- Recruiting and Selection Costs – The more difficult it is to find the type of employee a client wants or the type of screening your agency needs to perform, the higher your agency’s recruiting and evaluation costs will be and the higher the bill rate.
- Service Delivery Costs – vary based on what services the client requests. For example, employers who allow their staffing agencies to “just send” an agency vetted candidate, tend to have lower service fees than employers who require their agency to refer multiple candidates for internal vetting. Employers who require their staffing agency to partner with them for actual on the job performance are using up more dollars to deliver services than employers who don’t require any “after the placement” services.
- Agency Operating Costs – includes all the office space, professional staff, insurance, marketing, and technology expenses required to support the operation of the staffing agency’s business. A staffing agency’s operating costs, like all businesses, tend to increase with additional layers of business complexity. For most staffing companies, there is considerable complexity associated with the number of regulations and regulatory agencies involved in the HR and payroll function, making their operational costs a significant portion of their service fees.

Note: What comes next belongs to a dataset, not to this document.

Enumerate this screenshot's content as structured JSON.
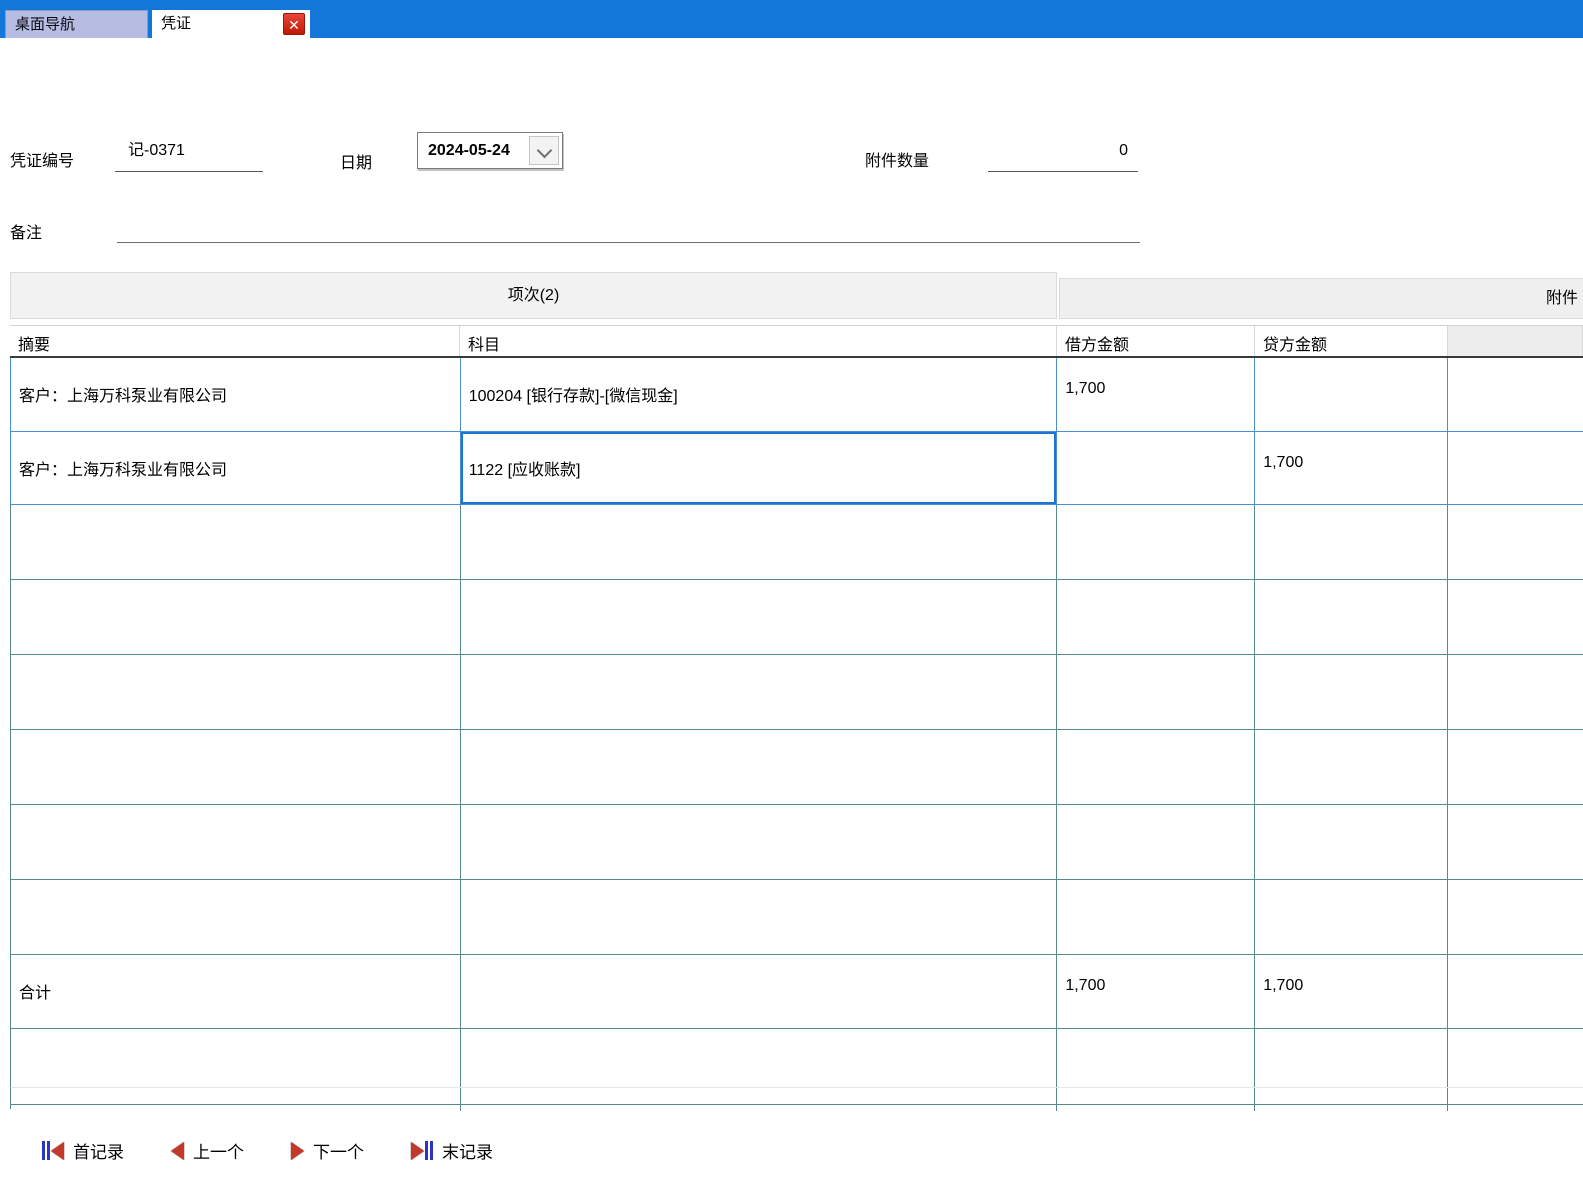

- Volume Based Cost Reductions – are possible any time an employer requests multiple candidates for the same job description.
- Length of Assignment Cost Reductions – are possible for longer term assignments where the up front costs can be spread over more billable hours. In general terms, the longer the assignment, the lower the service fees per hour.
- Profit Objectives – are different from operating costs and are determined by how much the agency owner chooses to earn from each service transaction. Profit objectives for individual agencies can range from 3% to 15%. Publicly owned and multi location companies tend to have higher profit objectives than privately owned local staffing companies.
How do all these direct costs add up to a bill rate?
Here’s what the math typically looks like on a per hour basis for an employee performing basic office work:
- Pay Rate Per Hour $ 25.00
- FICA and Medicare $ 1.86
- WS SUTA $ .75
- FUTA $ .15
- WC $ .15
- Mandated PTO $ .63
- ACA Healthcare Coverage $ .63
- Compliance Costs $ .08
- WA State and City B and O Tax $ .59
- TOTAL DIRECT COSTS $ 29.84
- Service Fees/Hour $ 7.00
- Profit $ 1.85
- BILL RATE $38.69
This math shows that once all the recruiting, benefit, administrative and HR costs associated with being an employer are itemized and accounted for…..
….most staffing agency bill rates are actually less than their own costs of hiring and managing the same employee directly.
If you’d like to check out other blogs related to this topic……
This article was written by Jeanne Knutzen, founder and CEO of the PACE Staffing Network, a leading Northwest based staffing and recruiting agency who has been helping local employers find and hire high-talent employees for over 40 years.
If you’re getting ready to find a new employee for either a temporary or core role, the PACE team would love to hear from you. Contact us by calling 425-637-3312 or email us at firstname.lastname@example.org